Information technology has also played an integral role in the economic welfare of many. The rise of online gambling industry, Google, and Youtube, whom stack up billions of dollars in revenue, would not have existed without the rise of information technology. The success of these industries, one could argue, demonstrates how the development of new technology is a welfare-enhancing for the people. Economists, generally, substantiate that claim through its macro-economic growth models, where the increase in GDP is a function of growth in technology. However, we also pointed out that there are costs involved with such benefit. Youtube’s copyright mess is a prime example. While Youtube dramatically decreases the cost of accessing information (i.e. videos), it has been detrimental to some music groups and authors, who lost much of their business. They do have a point, since this mentality of tolerating unlawful activities (i.e. violating the copyright law) could be detrimental for the economic and social well-being of the society.

We thought it was appropriate to sum up our discussion with our final blog, entitled, “Big Brother Society: Public Policies and Information Technology.” We wanted to emphasize this point: while technology shapes the way we live, we can also determine how technology is used.

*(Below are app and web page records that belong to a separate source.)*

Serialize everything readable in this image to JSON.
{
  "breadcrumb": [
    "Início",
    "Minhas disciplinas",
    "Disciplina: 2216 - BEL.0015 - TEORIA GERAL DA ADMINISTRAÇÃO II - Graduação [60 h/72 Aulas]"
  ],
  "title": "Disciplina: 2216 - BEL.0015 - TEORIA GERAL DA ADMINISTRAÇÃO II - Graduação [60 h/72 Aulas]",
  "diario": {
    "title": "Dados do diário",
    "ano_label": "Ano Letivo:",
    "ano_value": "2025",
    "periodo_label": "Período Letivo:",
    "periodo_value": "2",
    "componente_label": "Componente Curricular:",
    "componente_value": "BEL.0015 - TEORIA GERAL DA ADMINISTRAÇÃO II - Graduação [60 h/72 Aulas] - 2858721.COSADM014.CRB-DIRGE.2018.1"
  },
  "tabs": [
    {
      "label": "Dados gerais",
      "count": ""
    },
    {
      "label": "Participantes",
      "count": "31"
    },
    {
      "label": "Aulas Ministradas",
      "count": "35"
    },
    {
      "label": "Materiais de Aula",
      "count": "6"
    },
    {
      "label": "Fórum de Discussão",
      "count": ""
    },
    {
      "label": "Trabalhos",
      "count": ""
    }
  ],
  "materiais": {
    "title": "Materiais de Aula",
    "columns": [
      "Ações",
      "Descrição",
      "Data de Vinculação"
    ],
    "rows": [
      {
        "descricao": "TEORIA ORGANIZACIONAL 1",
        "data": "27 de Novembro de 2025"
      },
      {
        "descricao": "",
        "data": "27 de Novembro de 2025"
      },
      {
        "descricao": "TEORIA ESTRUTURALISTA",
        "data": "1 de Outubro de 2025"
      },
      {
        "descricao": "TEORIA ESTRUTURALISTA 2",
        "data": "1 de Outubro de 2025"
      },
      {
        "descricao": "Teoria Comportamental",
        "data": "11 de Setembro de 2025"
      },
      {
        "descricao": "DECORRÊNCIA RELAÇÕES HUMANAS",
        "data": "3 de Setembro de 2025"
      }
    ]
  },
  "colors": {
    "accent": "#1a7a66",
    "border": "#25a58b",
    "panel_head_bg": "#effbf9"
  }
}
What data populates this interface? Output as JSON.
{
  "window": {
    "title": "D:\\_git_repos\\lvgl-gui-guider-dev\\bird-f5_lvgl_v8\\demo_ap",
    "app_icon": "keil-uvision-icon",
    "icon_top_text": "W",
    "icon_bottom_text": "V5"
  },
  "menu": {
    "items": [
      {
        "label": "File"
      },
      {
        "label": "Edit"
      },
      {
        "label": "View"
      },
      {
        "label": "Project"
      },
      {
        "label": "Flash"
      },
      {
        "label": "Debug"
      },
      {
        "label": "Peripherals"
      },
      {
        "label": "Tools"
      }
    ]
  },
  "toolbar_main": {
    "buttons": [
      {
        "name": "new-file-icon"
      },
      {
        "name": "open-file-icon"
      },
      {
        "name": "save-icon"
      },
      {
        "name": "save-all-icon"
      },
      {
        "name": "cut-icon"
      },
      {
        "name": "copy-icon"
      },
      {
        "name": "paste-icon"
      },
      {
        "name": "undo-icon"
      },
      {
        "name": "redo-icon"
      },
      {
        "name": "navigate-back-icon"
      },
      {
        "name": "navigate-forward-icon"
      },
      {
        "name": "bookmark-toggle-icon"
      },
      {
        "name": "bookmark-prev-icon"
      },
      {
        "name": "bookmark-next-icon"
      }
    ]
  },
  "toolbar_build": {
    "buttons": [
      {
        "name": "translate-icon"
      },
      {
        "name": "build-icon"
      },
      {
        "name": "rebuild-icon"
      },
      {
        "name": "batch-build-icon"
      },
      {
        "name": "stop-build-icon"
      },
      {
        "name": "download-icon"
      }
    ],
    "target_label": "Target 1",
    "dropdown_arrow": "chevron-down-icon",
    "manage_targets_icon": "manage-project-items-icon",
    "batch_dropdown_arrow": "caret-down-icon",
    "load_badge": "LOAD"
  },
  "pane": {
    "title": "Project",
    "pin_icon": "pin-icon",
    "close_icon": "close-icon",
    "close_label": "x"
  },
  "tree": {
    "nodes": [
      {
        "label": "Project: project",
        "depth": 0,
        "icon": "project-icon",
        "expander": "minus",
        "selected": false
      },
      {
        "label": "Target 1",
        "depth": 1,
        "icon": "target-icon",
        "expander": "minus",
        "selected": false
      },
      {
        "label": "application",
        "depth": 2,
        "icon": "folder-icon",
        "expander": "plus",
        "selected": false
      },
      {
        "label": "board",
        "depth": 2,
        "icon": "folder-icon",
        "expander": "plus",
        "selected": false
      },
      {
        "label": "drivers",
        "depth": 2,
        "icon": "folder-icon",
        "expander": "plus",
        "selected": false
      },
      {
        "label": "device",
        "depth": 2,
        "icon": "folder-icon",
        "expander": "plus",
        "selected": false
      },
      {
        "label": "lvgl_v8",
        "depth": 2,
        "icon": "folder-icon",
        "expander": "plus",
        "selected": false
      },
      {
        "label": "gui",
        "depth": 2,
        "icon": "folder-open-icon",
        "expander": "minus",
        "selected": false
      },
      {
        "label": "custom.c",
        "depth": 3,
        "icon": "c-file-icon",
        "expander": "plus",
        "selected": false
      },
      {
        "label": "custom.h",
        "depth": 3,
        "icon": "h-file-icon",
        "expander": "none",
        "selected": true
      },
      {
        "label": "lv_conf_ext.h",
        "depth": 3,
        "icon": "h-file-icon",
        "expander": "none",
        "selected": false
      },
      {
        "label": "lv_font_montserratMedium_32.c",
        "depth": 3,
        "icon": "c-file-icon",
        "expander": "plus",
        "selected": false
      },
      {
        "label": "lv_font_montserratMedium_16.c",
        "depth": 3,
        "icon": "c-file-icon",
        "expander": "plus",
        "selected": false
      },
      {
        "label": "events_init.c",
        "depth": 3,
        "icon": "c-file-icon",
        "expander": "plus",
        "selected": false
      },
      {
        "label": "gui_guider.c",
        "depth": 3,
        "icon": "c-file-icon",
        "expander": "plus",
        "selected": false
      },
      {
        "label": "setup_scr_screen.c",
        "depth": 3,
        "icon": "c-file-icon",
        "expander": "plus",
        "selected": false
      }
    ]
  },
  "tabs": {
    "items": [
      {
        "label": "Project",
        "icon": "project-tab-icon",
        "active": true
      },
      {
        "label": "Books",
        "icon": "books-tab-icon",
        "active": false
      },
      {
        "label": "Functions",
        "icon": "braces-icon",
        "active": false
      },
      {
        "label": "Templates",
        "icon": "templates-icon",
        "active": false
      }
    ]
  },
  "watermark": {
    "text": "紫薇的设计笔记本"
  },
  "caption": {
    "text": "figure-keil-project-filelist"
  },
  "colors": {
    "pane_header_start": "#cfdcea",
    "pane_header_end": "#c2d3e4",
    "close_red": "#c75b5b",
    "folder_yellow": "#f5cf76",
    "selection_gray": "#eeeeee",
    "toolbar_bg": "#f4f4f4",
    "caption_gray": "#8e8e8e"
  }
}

For example, governments can abuse web-based CCTV cameras and fingerprint readers could reduce privacy rights to what George Orwell calls a “Big Brother Society.” However, we can utilize that very technology for harvesting crucial marketing data or to develop a security system for children. We must start to really conceptualize the enormous amount of power that information technology has, that can shape the political, social, and economic environment in which we live inhabit.

Posted by willmoon at 05:47 PM | Comments (0)

Summary of Delicious Tagging

We hope we raised your awareness in many of the new developments in IT, and its implications on your life and our society. You might as the question of what you can do to find these articles. For that, please refer to our “Search Tip Section,” which describes efficient methods for you to find the articles.

William frequently used Google News to look for IT news. He favors Google News, because Google gives access to world-wide news, which allowed him to grasp a firm understanding of IT development in the world, not just the U.S. He also used mainstream U.S. news sites, such as NY Times Technology, CNN Technology, and technology blog cites, such as ZDNET Asia.

Or preferred tagging from CNET.com for technological news. This website provides diverse and focused news relating to IT. Furthermore, he also used Businessweek.com, Yahoo News and CNN. These sites have a vast diversity of articles relating to the IT field, so it was easy tagging ones that were focused towards our topic.

Mark used the technology pages off of BBC.com and CNN.com. These websites provided great technological news, and both had a strong emphasis on political issues in the IT world. The sites differ greatly in topics, as one is from a European approach and one from a US point of view. Furthermore, with each site you get different opinions and are provided with different stories. This made tagging for our topic interesting and convenient, especially using BBC which is inundated with articles pertaining to IT issues in world politics.

All of the news articles we came across this semester can be retrieved at our delicious account. You can go there by clicking here.

Posted by willmoon at 05:44 PM | Comments (0)